### WORK ORDER
Go over the data and copy out each line with "date" in it.

### ENTRIES SHOWN
======

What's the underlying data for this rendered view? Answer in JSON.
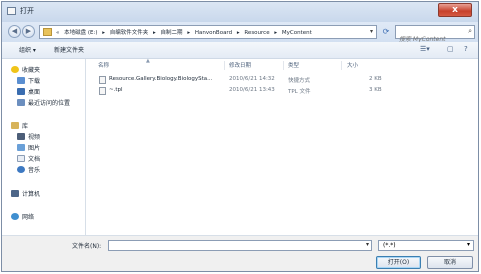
{
  "window": {
    "title": "打开",
    "close_glyph": "x"
  },
  "nav": {
    "back_glyph": "◀",
    "forward_glyph": "▶",
    "breadcrumbs": [
      "«",
      "本地磁盘 (E:)",
      "▸",
      "自编软件文件夹",
      "▸",
      "自制二期",
      "▸",
      "HanvonBoard",
      "▸",
      "Resource",
      "▸",
      "MyContent"
    ],
    "refresh_glyph": "⟳",
    "search_placeholder": "搜索 MyContent"
  },
  "toolbar": {
    "organize": "组织 ▾",
    "new_folder": "新建文件夹"
  },
  "sidebar": {
    "favorites": "收藏夹",
    "items1": [
      "下载",
      "桌面",
      "最近访问的位置"
    ],
    "libraries": "库",
    "items2": [
      "视频",
      "图片",
      "文档",
      "音乐"
    ],
    "computer": "计算机",
    "network": "网络"
  },
  "columns": {
    "name": "名称",
    "date": "修改日期",
    "type": "类型",
    "size": "大小"
  },
  "files": [
    {
      "name": "Resource.Gallery.Biology.BiologySta...",
      "date": "2010/6/21 14:32",
      "type": "快捷方式",
      "size": "2 KB"
    },
    {
      "name": "~.tpl",
      "date": "2010/6/21 13:43",
      "type": "TPL 文件",
      "size": "3 KB"
    }
  ],
  "bottom": {
    "filename_label": "文件名(N):",
    "filename_value": "",
    "filter_value": "(*.*)",
    "open_button": "打开(O)",
    "cancel_button": "取消"
  },
  "colors": {
    "accent": "#3c7fb1",
    "close": "#c7412c"
  }
}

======

### RESULT OF THIS TASK
    "date": "修改日期",
      "date": "2010/6/21 14:32",
      "date": "2010/6/21 13:43",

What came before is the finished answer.